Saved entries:
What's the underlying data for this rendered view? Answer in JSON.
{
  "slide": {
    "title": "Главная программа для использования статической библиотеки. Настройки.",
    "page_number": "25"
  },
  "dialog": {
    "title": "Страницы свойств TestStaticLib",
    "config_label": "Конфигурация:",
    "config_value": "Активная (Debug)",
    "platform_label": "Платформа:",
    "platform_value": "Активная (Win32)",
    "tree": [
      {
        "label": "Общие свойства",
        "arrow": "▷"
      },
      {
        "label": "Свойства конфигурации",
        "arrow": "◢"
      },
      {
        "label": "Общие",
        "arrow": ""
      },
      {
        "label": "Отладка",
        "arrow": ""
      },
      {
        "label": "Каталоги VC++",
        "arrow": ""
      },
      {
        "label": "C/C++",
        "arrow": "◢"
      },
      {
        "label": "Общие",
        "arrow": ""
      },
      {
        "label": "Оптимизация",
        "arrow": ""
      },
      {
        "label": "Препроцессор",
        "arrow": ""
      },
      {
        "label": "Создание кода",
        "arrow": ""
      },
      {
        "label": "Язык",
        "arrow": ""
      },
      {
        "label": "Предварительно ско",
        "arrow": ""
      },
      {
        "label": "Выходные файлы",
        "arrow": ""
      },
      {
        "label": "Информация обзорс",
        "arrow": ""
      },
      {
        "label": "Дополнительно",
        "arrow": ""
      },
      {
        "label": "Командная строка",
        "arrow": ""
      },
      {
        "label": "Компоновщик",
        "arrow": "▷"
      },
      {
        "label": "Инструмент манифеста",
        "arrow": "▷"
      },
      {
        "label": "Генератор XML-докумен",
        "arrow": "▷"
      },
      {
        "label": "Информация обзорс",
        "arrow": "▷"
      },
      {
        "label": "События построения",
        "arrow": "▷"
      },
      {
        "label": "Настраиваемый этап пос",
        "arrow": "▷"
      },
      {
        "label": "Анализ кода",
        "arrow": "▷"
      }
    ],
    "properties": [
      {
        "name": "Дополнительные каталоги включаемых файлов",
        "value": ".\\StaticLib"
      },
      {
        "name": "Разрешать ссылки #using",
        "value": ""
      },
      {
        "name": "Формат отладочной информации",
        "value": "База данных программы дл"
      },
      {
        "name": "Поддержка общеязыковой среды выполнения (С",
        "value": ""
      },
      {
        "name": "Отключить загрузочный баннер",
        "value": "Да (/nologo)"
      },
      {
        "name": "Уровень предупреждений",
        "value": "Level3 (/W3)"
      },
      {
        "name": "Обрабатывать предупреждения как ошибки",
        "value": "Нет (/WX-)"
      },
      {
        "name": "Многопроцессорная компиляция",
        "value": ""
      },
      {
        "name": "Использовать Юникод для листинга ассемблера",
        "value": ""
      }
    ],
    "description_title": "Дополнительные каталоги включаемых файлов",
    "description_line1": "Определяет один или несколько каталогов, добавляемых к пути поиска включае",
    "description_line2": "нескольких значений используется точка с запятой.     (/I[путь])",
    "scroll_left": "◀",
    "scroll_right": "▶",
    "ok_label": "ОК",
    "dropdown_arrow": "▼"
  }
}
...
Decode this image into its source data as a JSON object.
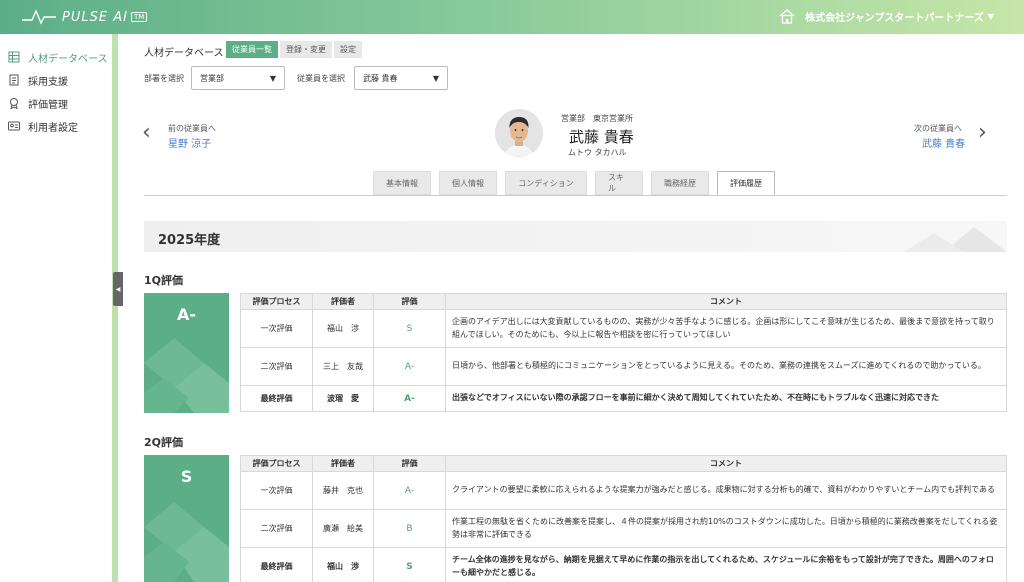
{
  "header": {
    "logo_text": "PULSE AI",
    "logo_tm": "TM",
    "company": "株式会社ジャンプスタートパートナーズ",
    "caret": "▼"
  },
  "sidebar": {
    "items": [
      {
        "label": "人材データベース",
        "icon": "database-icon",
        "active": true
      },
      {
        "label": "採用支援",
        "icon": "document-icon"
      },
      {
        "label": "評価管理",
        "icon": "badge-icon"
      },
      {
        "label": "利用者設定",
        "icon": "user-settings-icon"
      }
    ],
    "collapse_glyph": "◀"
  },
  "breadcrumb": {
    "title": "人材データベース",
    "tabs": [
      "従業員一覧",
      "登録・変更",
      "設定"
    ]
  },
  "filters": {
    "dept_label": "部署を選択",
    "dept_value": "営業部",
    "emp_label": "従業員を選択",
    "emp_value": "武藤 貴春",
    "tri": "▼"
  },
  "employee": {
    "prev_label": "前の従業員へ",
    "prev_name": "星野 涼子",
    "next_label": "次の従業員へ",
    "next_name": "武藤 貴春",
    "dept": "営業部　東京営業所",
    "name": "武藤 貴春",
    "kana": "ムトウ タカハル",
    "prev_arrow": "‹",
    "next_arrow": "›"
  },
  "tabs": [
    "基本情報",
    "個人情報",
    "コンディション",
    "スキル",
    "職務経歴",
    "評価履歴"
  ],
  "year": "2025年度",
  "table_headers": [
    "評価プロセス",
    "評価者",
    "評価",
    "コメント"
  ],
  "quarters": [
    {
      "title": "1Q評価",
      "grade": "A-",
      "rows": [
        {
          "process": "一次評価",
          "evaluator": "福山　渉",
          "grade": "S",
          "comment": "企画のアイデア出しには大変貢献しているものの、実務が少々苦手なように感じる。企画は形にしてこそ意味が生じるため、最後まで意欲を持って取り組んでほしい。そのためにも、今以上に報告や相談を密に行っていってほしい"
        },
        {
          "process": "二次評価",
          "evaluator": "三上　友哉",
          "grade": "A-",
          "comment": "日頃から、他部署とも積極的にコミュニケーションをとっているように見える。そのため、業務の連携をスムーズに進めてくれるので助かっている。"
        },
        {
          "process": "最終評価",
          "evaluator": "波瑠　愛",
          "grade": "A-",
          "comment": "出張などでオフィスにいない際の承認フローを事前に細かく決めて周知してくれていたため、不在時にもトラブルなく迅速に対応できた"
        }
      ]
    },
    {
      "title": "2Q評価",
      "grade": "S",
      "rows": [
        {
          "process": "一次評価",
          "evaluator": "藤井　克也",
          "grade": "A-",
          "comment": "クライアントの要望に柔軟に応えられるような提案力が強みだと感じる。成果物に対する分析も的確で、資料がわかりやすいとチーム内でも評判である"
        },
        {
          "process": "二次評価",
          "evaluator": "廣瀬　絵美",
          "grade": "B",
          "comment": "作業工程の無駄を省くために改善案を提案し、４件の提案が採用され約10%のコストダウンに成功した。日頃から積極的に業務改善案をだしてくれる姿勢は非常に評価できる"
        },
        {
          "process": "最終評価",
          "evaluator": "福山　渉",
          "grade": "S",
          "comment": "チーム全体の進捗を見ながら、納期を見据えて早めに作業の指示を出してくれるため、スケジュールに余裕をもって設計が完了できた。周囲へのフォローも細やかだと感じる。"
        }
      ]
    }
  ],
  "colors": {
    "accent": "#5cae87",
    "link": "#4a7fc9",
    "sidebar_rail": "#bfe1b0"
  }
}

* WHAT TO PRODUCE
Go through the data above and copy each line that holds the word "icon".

* RESPONSE FOR THIS EXERCISE
        "icon": "database-icon",
        "icon": "document-icon"
        "icon": "badge-icon"
        "icon": "user-settings-icon"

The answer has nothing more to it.